— What you need to do —
A single number is required: how many lines in the records below contain "this".

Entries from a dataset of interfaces
———
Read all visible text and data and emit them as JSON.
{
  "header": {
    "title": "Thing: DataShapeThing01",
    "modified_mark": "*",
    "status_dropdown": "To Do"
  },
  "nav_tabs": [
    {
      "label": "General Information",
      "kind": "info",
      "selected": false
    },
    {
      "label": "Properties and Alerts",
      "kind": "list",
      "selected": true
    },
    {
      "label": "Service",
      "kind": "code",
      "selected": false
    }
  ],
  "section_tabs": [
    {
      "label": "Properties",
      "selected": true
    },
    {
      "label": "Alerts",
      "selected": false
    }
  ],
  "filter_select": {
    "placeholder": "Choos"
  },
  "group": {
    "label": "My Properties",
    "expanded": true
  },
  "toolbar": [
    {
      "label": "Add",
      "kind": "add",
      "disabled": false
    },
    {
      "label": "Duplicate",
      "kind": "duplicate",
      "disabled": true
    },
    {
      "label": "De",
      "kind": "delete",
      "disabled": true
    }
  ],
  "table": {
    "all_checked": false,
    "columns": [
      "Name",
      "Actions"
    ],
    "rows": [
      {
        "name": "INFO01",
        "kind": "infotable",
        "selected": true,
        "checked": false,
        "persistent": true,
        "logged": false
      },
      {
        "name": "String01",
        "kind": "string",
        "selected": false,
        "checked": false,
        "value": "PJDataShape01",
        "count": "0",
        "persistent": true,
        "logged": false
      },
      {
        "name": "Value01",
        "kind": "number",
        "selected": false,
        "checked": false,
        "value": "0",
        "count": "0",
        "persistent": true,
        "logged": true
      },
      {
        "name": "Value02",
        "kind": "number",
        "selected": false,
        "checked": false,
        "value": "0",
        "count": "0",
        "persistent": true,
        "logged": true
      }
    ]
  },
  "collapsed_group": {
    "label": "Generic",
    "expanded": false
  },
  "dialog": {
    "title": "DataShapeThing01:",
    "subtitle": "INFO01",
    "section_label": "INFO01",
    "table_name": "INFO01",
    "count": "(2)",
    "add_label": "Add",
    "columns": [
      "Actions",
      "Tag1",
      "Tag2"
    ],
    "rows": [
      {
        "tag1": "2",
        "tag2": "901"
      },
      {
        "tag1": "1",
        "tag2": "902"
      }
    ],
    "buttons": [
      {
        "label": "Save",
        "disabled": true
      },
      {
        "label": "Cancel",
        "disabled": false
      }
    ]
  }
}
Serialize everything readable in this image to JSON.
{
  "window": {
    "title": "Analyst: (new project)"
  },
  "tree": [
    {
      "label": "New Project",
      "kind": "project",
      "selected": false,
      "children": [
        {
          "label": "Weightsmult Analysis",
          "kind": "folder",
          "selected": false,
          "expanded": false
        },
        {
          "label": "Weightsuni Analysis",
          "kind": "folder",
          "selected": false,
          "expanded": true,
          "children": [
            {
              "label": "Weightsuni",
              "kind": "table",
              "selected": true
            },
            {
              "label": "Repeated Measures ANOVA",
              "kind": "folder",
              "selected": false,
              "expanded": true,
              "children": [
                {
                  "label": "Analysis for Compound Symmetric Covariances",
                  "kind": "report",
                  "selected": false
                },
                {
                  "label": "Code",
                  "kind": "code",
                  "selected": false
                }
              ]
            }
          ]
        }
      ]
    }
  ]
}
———
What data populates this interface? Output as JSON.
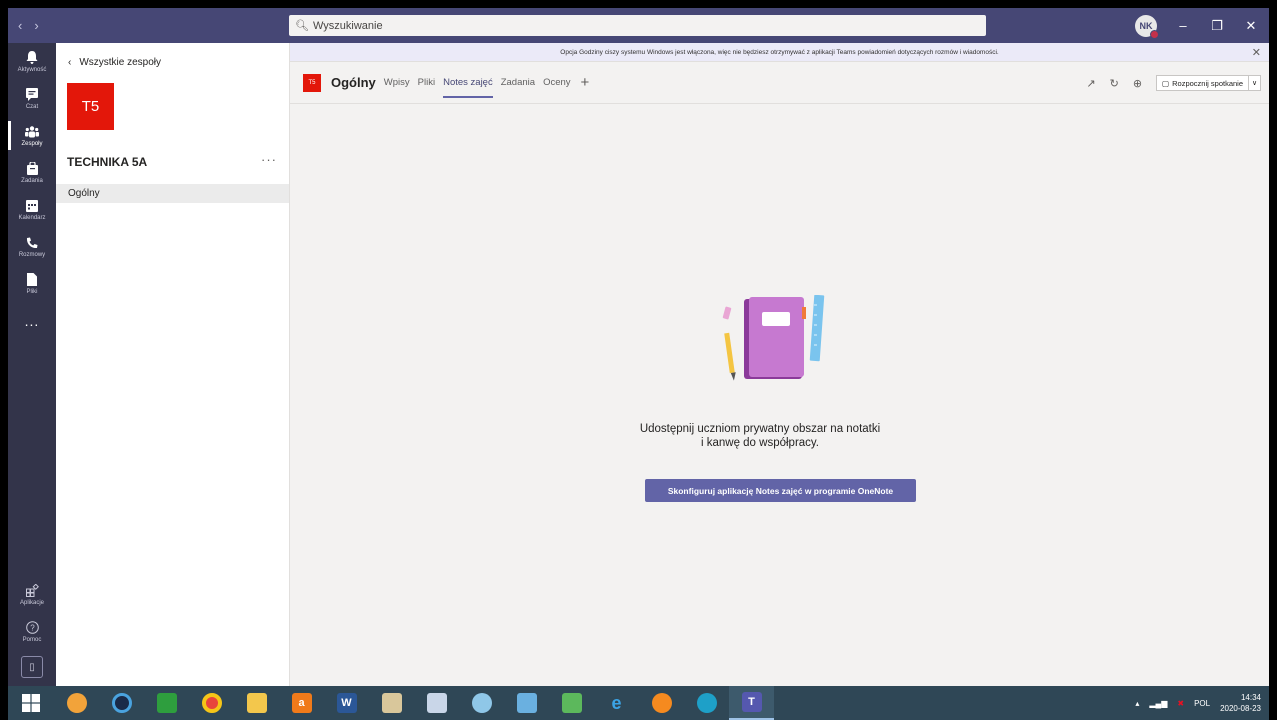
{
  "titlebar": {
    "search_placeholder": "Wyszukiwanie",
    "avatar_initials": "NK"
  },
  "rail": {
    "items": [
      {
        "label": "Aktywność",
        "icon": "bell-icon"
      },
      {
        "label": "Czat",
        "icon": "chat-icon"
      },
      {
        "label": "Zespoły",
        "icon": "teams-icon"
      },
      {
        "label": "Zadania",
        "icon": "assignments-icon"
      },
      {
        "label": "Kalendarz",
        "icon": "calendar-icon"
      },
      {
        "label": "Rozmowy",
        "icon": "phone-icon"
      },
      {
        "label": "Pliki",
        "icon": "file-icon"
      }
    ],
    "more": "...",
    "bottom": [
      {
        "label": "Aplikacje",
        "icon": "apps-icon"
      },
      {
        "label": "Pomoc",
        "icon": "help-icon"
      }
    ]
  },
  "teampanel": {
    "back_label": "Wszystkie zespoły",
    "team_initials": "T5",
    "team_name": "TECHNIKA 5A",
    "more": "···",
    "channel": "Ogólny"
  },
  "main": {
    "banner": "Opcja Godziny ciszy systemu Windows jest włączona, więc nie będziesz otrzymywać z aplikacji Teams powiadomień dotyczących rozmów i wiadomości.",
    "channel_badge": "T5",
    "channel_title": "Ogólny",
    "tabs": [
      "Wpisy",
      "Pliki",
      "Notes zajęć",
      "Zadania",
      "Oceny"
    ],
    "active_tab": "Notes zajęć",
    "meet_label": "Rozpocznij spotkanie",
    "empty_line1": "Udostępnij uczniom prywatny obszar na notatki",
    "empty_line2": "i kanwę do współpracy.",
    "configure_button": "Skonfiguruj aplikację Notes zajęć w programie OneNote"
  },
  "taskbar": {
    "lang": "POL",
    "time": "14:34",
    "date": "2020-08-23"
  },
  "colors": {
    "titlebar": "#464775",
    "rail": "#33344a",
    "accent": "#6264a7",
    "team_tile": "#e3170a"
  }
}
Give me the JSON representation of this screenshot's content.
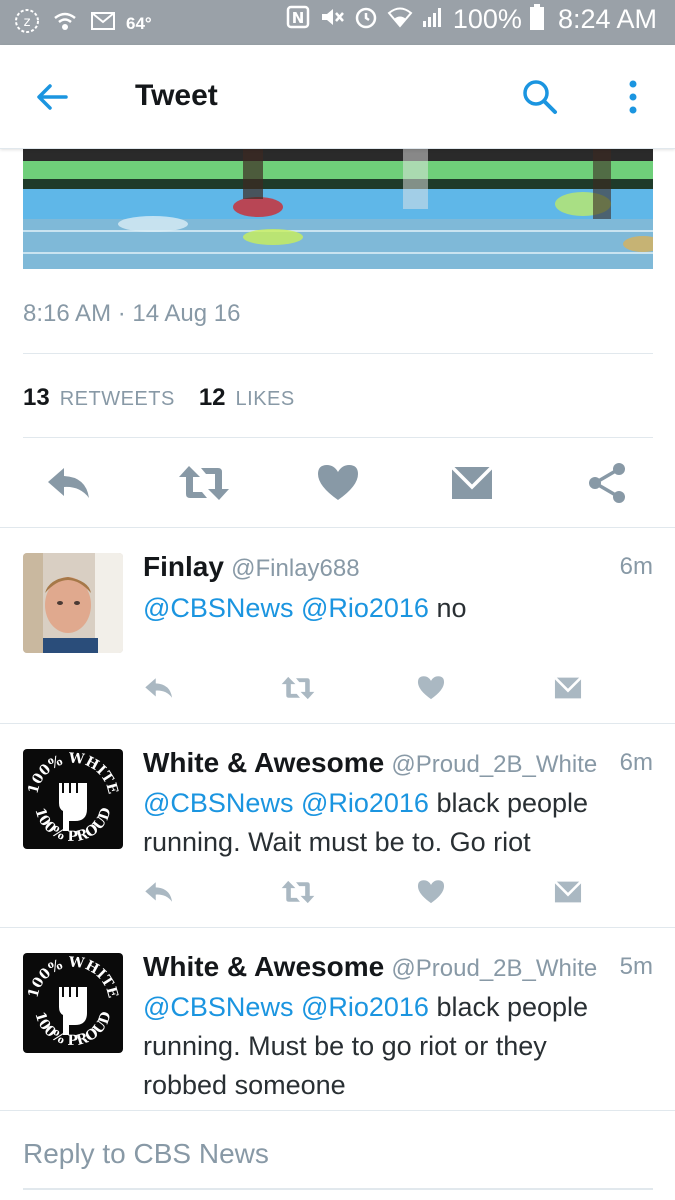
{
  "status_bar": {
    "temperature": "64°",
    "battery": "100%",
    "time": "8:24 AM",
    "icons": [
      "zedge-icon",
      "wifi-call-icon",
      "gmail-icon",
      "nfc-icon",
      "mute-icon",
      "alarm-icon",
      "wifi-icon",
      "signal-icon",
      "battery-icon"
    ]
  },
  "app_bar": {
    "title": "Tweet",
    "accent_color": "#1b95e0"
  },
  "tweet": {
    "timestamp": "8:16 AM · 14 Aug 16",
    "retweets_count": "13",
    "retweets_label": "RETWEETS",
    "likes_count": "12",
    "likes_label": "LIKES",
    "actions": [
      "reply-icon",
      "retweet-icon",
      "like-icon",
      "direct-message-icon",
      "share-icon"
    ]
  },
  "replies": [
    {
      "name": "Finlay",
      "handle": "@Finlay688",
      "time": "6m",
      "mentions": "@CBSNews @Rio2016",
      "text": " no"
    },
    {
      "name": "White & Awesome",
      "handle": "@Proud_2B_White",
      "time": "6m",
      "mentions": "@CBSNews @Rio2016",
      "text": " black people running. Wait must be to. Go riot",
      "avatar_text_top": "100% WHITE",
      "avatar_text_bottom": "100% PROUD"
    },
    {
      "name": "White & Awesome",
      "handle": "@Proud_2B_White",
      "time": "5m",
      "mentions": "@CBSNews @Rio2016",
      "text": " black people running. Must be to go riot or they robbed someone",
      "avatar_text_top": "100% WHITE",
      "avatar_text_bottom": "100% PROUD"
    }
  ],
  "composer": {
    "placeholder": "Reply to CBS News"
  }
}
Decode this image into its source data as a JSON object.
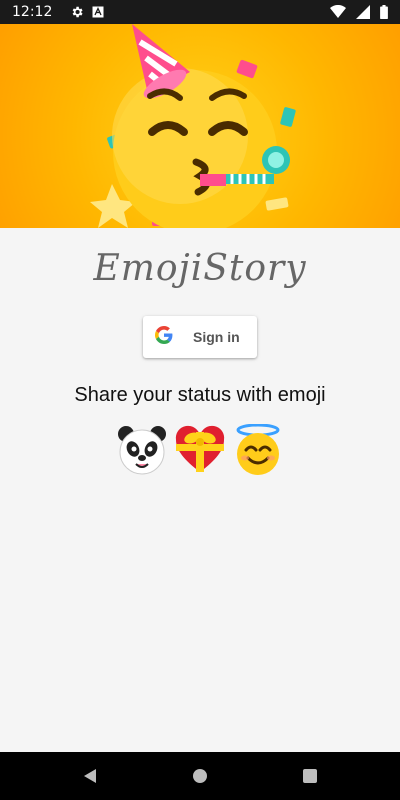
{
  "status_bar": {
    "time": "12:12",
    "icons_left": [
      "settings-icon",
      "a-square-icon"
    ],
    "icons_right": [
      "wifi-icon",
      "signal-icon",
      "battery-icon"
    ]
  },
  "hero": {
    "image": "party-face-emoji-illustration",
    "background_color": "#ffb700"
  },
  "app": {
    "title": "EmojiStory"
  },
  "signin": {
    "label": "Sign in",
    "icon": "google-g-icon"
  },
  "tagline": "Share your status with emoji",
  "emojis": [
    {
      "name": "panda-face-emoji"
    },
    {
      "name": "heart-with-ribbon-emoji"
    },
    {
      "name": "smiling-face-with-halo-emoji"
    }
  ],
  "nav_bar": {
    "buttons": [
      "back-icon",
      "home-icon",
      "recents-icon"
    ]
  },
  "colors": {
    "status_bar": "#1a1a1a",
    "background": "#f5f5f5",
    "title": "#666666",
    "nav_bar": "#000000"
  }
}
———
— Solution —
4